**TO DO:**
Every record below should be printed exactly, except for the pictures.

--

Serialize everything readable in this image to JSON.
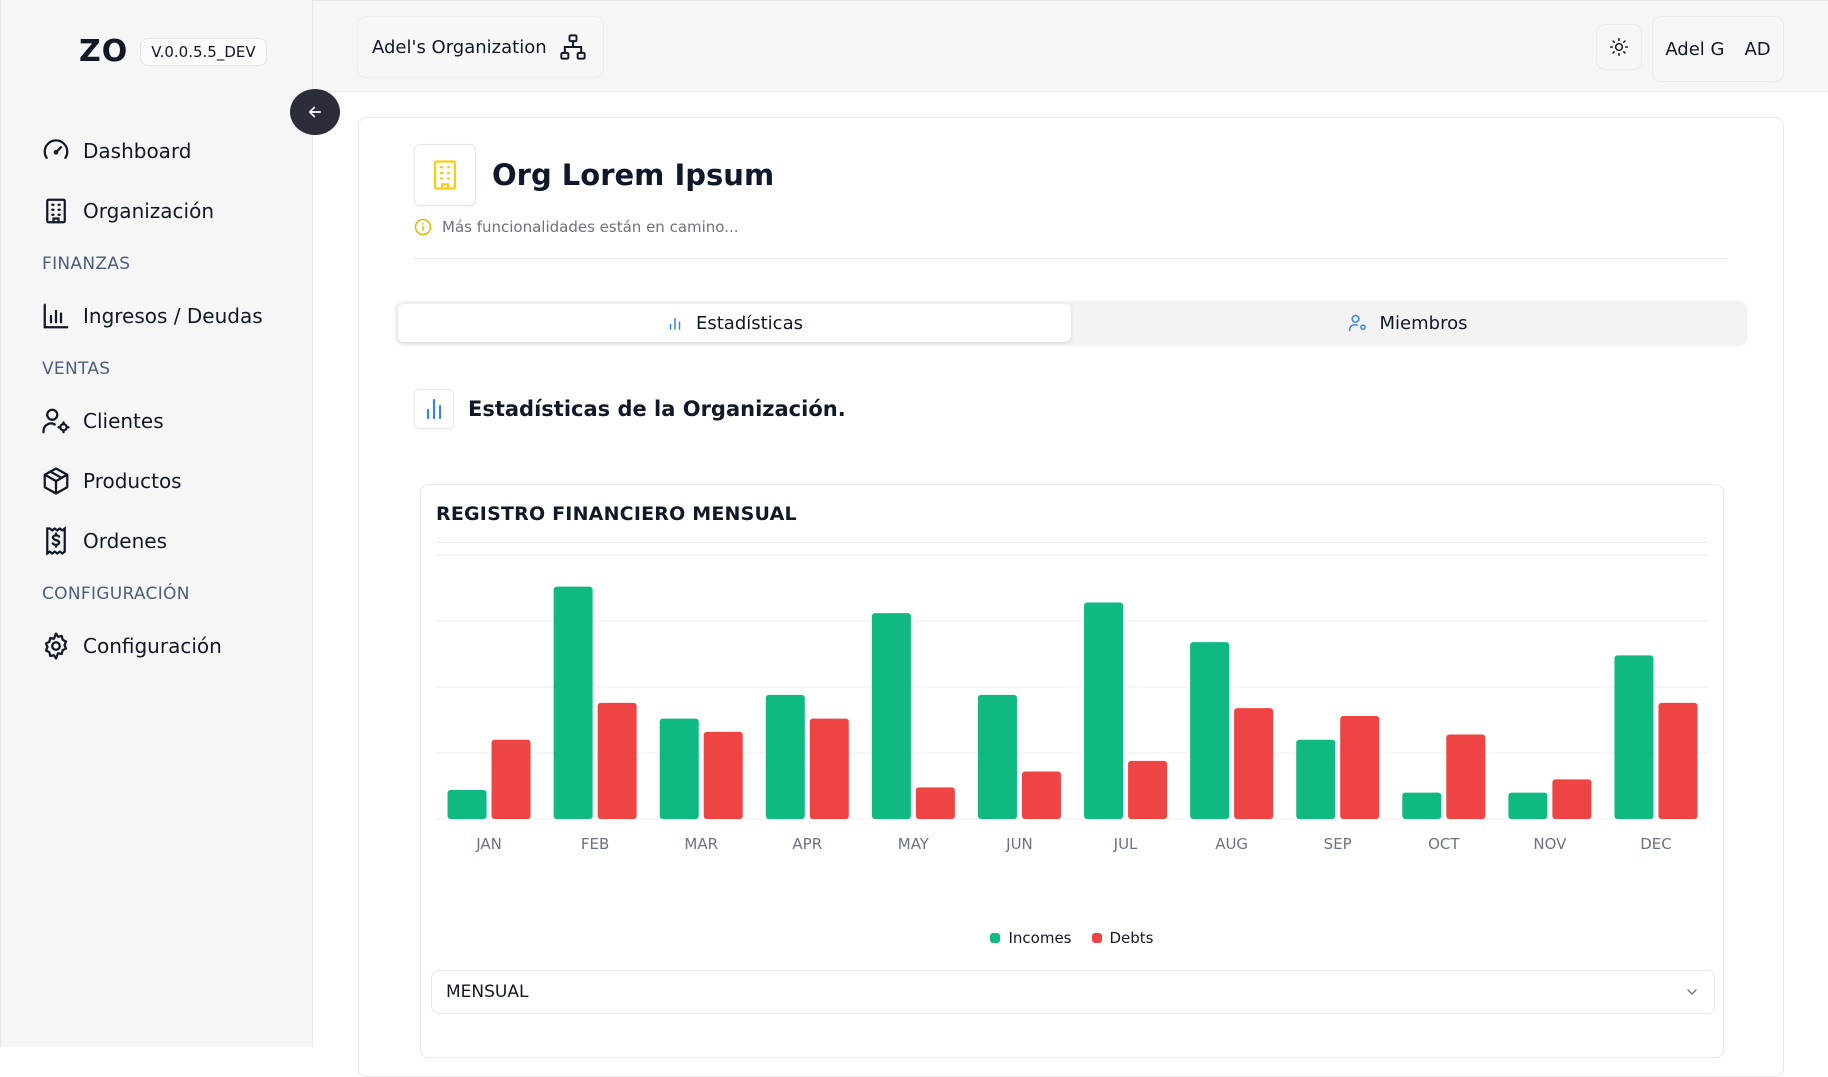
{
  "sidebar": {
    "brand": "ZO",
    "version": "V.0.0.5.5_DEV",
    "items": [
      {
        "label": "Dashboard",
        "icon": "gauge-icon"
      },
      {
        "label": "Organización",
        "icon": "building-icon"
      },
      {
        "label": "Ingresos / Deudas",
        "icon": "bar-chart-icon"
      },
      {
        "label": "Clientes",
        "icon": "user-cog-icon"
      },
      {
        "label": "Productos",
        "icon": "package-icon"
      },
      {
        "label": "Ordenes",
        "icon": "receipt-icon"
      },
      {
        "label": "Configuración",
        "icon": "gear-icon"
      }
    ],
    "sections": [
      "FINANZAS",
      "VENTAS",
      "CONFIGURACIÓN"
    ]
  },
  "header": {
    "org_name": "Adel's Organization",
    "user_name": "Adel G",
    "user_initials": "AD"
  },
  "main": {
    "org_title": "Org Lorem Ipsum",
    "note": "Más funcionalidades están en camino...",
    "tabs": [
      {
        "label": "Estadísticas",
        "active": true
      },
      {
        "label": "Miembros",
        "active": false
      }
    ],
    "stats_title": "Estadísticas de la Organización.",
    "period_select": "MENSUAL"
  },
  "colors": {
    "income": "#10b981",
    "debt": "#ef4444",
    "accent_blue": "#3b82f6",
    "accent_yellow": "#facc15"
  },
  "chart_data": {
    "type": "bar",
    "title": "REGISTRO FINANCIERO MENSUAL",
    "categories": [
      "JAN",
      "FEB",
      "MAR",
      "APR",
      "MAY",
      "JUN",
      "JUL",
      "AUG",
      "SEP",
      "OCT",
      "NOV",
      "DEC"
    ],
    "series": [
      {
        "name": "Incomes",
        "values": [
          11,
          88,
          38,
          47,
          78,
          47,
          82,
          67,
          30,
          10,
          10,
          62
        ]
      },
      {
        "name": "Debts",
        "values": [
          30,
          44,
          33,
          38,
          12,
          18,
          22,
          42,
          39,
          32,
          15,
          44
        ]
      }
    ],
    "ylim": [
      0,
      100
    ],
    "grid": true,
    "legend": "bottom"
  }
}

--

**RESULT:**
Serialize everything readable in this image to JSON.
{
  "sidebar": {
    "brand": "ZO",
    "version": "V.0.0.5.5_DEV",
    "items": [
      {
        "label": "Dashboard",
        "icon": "gauge-icon"
      },
      {
        "label": "Organización",
        "icon": "building-icon"
      },
      {
        "label": "Ingresos / Deudas",
        "icon": "bar-chart-icon"
      },
      {
        "label": "Clientes",
        "icon": "user-cog-icon"
      },
      {
        "label": "Productos",
        "icon": "package-icon"
      },
      {
        "label": "Ordenes",
        "icon": "receipt-icon"
      },
      {
        "label": "Configuración",
        "icon": "gear-icon"
      }
    ],
    "sections": [
      "FINANZAS",
      "VENTAS",
      "CONFIGURACIÓN"
    ]
  },
  "header": {
    "org_name": "Adel's Organization",
    "user_name": "Adel G",
    "user_initials": "AD"
  },
  "main": {
    "org_title": "Org Lorem Ipsum",
    "note": "Más funcionalidades están en camino...",
    "tabs": [
      {
        "label": "Estadísticas",
        "active": true
      },
      {
        "label": "Miembros",
        "active": false
      }
    ],
    "stats_title": "Estadísticas de la Organización.",
    "period_select": "MENSUAL"
  },
  "colors": {
    "income": "#10b981",
    "debt": "#ef4444",
    "accent_blue": "#3b82f6",
    "accent_yellow": "#facc15"
  },
  "chart_data": {
    "type": "bar",
    "title": "REGISTRO FINANCIERO MENSUAL",
    "categories": [
      "JAN",
      "FEB",
      "MAR",
      "APR",
      "MAY",
      "JUN",
      "JUL",
      "AUG",
      "SEP",
      "OCT",
      "NOV",
      "DEC"
    ],
    "series": [
      {
        "name": "Incomes",
        "values": [
          11,
          88,
          38,
          47,
          78,
          47,
          82,
          67,
          30,
          10,
          10,
          62
        ]
      },
      {
        "name": "Debts",
        "values": [
          30,
          44,
          33,
          38,
          12,
          18,
          22,
          42,
          39,
          32,
          15,
          44
        ]
      }
    ],
    "ylim": [
      0,
      100
    ],
    "grid": true,
    "legend": "bottom"
  }
}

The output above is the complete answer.